Study claims billboards hurt property values
A study by urban planner Jonathan Snyder, commissioned by Scenic America asserts a correlation between billboards and property values, concluding that billboards negatively impact the values of neighboring properties and that cities with strict billboard controls are experiencing greater economic prosperity than those with relaxed rules for billboards.
Snyder’s primary focus was Philadelphia, although he did release data on other cities’ economic health compared to billboard controls. In Philadelphia, Snyder reports that homes within 500 feet of a billboard are worth $30,826 less on average at the time of sale than properties further away from billboards. The report claims each additional billboard within a census tract meant a decrease in home values of nearly $1,000.

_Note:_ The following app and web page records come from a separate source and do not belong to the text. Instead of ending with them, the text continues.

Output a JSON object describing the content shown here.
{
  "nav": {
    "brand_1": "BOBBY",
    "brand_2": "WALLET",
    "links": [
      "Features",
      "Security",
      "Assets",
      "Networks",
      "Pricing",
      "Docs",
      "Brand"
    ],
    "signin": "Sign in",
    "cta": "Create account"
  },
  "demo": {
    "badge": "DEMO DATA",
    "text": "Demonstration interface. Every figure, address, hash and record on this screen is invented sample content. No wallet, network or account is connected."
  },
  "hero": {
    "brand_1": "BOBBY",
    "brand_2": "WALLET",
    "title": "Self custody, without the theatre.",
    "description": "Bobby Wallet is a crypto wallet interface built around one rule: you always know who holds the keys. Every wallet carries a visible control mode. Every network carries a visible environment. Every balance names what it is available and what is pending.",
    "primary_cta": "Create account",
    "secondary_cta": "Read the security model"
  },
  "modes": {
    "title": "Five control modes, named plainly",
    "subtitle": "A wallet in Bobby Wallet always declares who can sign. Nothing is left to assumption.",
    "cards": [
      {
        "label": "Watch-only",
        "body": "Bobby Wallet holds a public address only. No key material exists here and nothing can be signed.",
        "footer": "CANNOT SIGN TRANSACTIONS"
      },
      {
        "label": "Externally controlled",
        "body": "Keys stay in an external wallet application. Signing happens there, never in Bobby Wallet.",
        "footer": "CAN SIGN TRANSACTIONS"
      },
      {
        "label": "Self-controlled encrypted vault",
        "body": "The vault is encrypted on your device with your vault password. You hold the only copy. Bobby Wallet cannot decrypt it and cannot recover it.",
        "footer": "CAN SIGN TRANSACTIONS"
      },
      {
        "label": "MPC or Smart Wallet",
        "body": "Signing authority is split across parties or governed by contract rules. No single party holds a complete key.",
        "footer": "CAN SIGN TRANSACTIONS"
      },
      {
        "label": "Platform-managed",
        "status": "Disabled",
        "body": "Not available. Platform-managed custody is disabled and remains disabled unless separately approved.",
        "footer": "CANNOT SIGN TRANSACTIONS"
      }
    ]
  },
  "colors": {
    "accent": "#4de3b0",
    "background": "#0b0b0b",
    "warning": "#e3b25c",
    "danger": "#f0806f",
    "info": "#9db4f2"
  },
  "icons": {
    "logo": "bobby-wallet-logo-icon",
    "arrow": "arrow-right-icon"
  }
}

“This groundbreaking study proves what many people have long believed: that billboards are detrimental to the neighborhoods they hover over,” said Mary Tracy, President of Scenic America. “We’ve known that billboards detract from a neighborhood’s aesthetics, its sense of place, and the mental and physical wellbeing of its residents. Now we know that billboards have the very real impact of lowering property values.”
Snyder also compared economic prosperity and billboard controls across 20 cities, finding that cities with stricter billboard controls typically have greater median incomes, lower poverty rates and lower home vacancy rates. We’re not fully convinced the correlation exists, as a city with strict billboard controls likely has strict enforcement across the board, but it is interesting to note how the statistics stack up.
Take a look at the report for yourself to learn more about how billboards, home values and the economy are related: